It became common for the US taxpayer to either not report the earnings (technically they had not been distributed to shareholders) and/or would simply have the foreign company provide loans to the shareholders instead of dividends – in which the company would then forgive the loan. Depending on which country the business operated in, it may not have had to report loan forgiveness; moreover, since the US taxpayer received a “loan” and not income there is nothing to report in terms of income.
As a result, taxpayers saved billions of dollars in tax payments.
The United States, along with several other countries, did not look kindly upon this practice and therefore introduced the concept of controlled foreign corporations and subpart F income.
The definition of a controlled foreign corporation (for US tax purposes) is as follows:

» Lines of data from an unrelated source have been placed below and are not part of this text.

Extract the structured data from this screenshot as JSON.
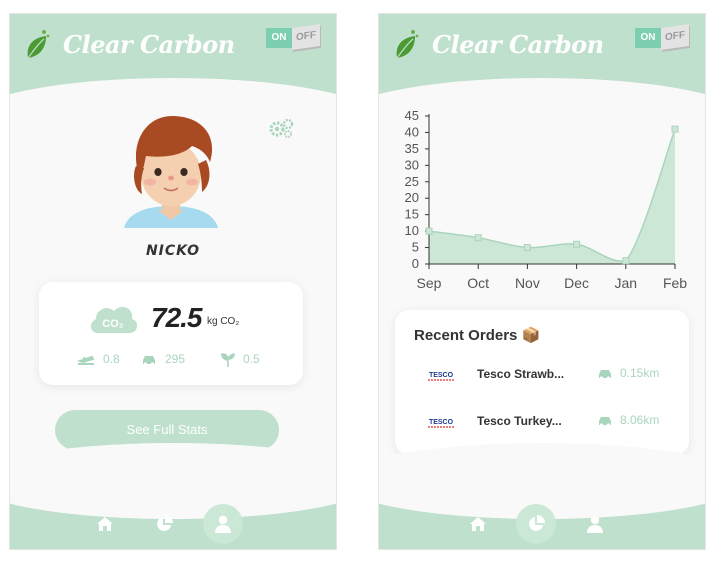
{
  "app": {
    "brand": "Clear Carbon",
    "toggle": {
      "on_label": "ON",
      "off_label": "OFF"
    }
  },
  "profile_screen": {
    "username": "NICKO",
    "emission": {
      "value": "72.5",
      "unit": "kg CO₂",
      "cloud_label": "CO₂"
    },
    "metrics": [
      {
        "icon": "plane-icon",
        "value": "0.8"
      },
      {
        "icon": "car-icon",
        "value": "295"
      },
      {
        "icon": "plant-icon",
        "value": "0.5"
      }
    ],
    "see_full_stats_label": "See Full Stats",
    "nav": [
      {
        "icon": "home-icon",
        "active": false
      },
      {
        "icon": "pie-chart-icon",
        "active": false
      },
      {
        "icon": "user-icon",
        "active": true
      }
    ]
  },
  "stats_screen": {
    "chart_data": {
      "type": "area",
      "categories": [
        "Sep",
        "Oct",
        "Nov",
        "Dec",
        "Jan",
        "Feb"
      ],
      "series": [
        {
          "values": [
            10,
            8,
            5,
            6,
            1,
            41
          ]
        }
      ],
      "yticks": [
        0,
        5,
        10,
        15,
        20,
        25,
        30,
        35,
        40,
        45
      ],
      "ylim": [
        0,
        45
      ],
      "grid": false
    },
    "recent_orders_title": "Recent Orders 📦",
    "orders": [
      {
        "store": "TESCO",
        "name": "Tesco Strawb...",
        "distance": "0.15km"
      },
      {
        "store": "TESCO",
        "name": "Tesco Turkey...",
        "distance": "8.06km"
      }
    ],
    "nav": [
      {
        "icon": "home-icon",
        "active": false
      },
      {
        "icon": "pie-chart-icon",
        "active": true
      },
      {
        "icon": "user-icon",
        "active": false
      }
    ]
  },
  "colors": {
    "accent": "#bfe0cc",
    "accent_dark": "#a9d5bc",
    "toggle_on": "#7bcfae",
    "chart_fill": "#cde7d6",
    "chart_line": "#a9d5bc"
  }
}
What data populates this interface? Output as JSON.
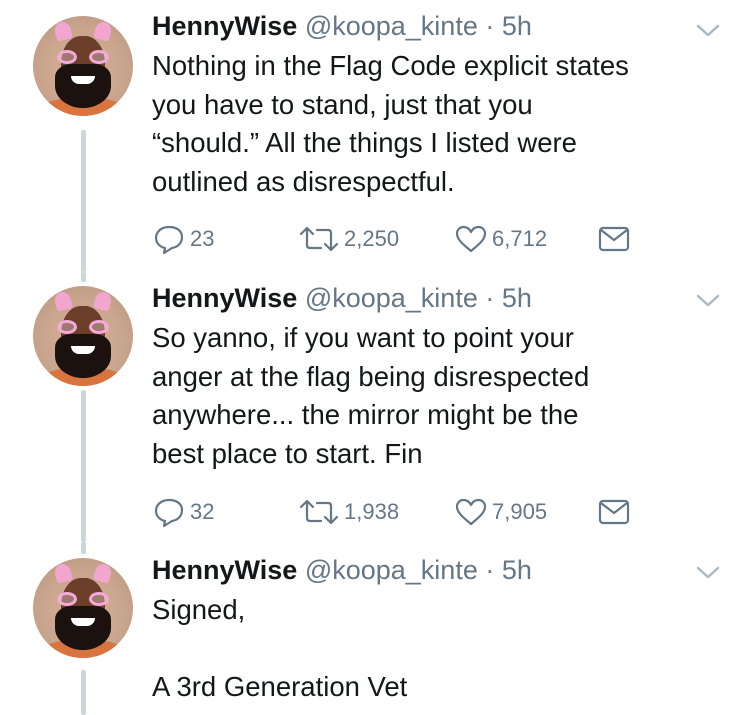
{
  "tweets": [
    {
      "name": "HennyWise",
      "handle": "@koopa_kinte",
      "separator": "·",
      "time": "5h",
      "text": "Nothing in the Flag Code explicit states\nyou have to stand, just that you\n“should.” All the things I listed were\noutlined as disrespectful.",
      "replies": "23",
      "retweets": "2,250",
      "likes": "6,712"
    },
    {
      "name": "HennyWise",
      "handle": "@koopa_kinte",
      "separator": "·",
      "time": "5h",
      "text": "So yanno, if you want to point your\nanger at the flag being disrespected\nanywhere... the mirror might be the\nbest place to start. Fin",
      "replies": "32",
      "retweets": "1,938",
      "likes": "7,905"
    },
    {
      "name": "HennyWise",
      "handle": "@koopa_kinte",
      "separator": "·",
      "time": "5h",
      "text": "Signed,\n\nA 3rd Generation Vet"
    }
  ],
  "icons": {
    "reply": "reply-icon",
    "retweet": "retweet-icon",
    "like": "heart-icon",
    "dm": "envelope-icon",
    "menu": "chevron-down-icon"
  },
  "colors": {
    "text": "#14171a",
    "muted": "#657786",
    "thread_line": "#ccd6dd"
  }
}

- Controlled Foreign Corporation Defined . A controlled foreign corporation is any foreign corporation in which more than 50 percent of the total combined voting power of all classes of stock entitled to vote is owned directly, indirectly, or constructively by U.S. shareholders on any day during the taxable year of such foreign corporation or more than 50% of the total value of the stock is owned directly, indirectly or constructively by U.S. shareholders on any day during the taxable year of the corporation.
- U. S. Shareholder Defined . A U.S. shareholder is a U.S person (defined in IRC section 957(c)) who owns directly, indirectly, or constructively 10 percent or more of the total combined voting power of all classes of stock entitled to vote in a foreign corporation.
The general rule of thumb is that if a total of 50% of the voting power or value of the foreign corporation’s stock is owned by US shareholders, then subpart F income rules coming to play. US Shareholders own at least 10% of voting stock.
There are ways to work around these numbers, such as if the company is owned 50% by US persons, and each US person owns less than 10% of the value of combined voting power of the classes of stock – but this generally defeats the purpose for small businesses and entrepreneurs who own the company as only a few shareholders and do not want to bring in additional U.S. or Foreign Investors.
These are just some of the many different factors that must be taken into consideration before determining whether the company should operate in the particular foreign country. There are other common issues such as Thin Capitalization, Transfer Pricing, and VAT registration which must also be considered before determining which foreign country to operate in.
Transferring Assets to a Foreign Corporation
Due to the concern that individuals and corporations might attempt to shift income overseas by transferring property with built-in gains to foreign corporations, the United States does not provide the same nontaxable event protection when properties are transferred into a foreign corporation.
As a result, Internal Revenue Code section 367(a) essentially treats the transfer of property, which can also include stock, by a US person to a foreign Corporation as a taxable event unless the transfer qualifies for an exception. Click Here to read a recent article we authored.